## THE TASK
Read the listing below and tally the lines that contain "desenvolvedor"; the reply is that tally only.

---------- RECORDED DATA ----------

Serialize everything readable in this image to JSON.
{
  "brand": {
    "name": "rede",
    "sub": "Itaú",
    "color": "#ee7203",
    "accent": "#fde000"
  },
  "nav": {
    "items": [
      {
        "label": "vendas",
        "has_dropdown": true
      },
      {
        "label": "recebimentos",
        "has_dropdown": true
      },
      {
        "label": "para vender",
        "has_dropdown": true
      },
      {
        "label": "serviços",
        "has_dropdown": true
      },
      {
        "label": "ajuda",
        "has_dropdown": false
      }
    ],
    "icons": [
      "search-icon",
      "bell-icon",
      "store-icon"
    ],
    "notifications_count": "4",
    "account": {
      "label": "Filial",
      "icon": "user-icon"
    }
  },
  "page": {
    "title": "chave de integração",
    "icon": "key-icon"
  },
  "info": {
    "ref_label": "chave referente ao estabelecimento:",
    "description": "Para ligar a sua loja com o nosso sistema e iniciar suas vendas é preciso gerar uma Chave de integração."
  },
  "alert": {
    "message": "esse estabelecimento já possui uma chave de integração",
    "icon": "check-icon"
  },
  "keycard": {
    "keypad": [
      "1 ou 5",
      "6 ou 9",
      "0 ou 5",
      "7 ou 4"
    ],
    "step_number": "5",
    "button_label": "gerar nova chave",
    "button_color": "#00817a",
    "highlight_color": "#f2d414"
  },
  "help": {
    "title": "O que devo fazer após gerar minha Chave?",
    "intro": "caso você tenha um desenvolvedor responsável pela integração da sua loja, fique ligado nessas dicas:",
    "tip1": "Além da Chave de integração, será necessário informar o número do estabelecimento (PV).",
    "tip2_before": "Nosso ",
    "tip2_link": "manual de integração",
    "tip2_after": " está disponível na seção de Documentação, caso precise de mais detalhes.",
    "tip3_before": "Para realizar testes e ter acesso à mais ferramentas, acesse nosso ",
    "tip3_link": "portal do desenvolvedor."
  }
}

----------

## SOLUTION BELOW
2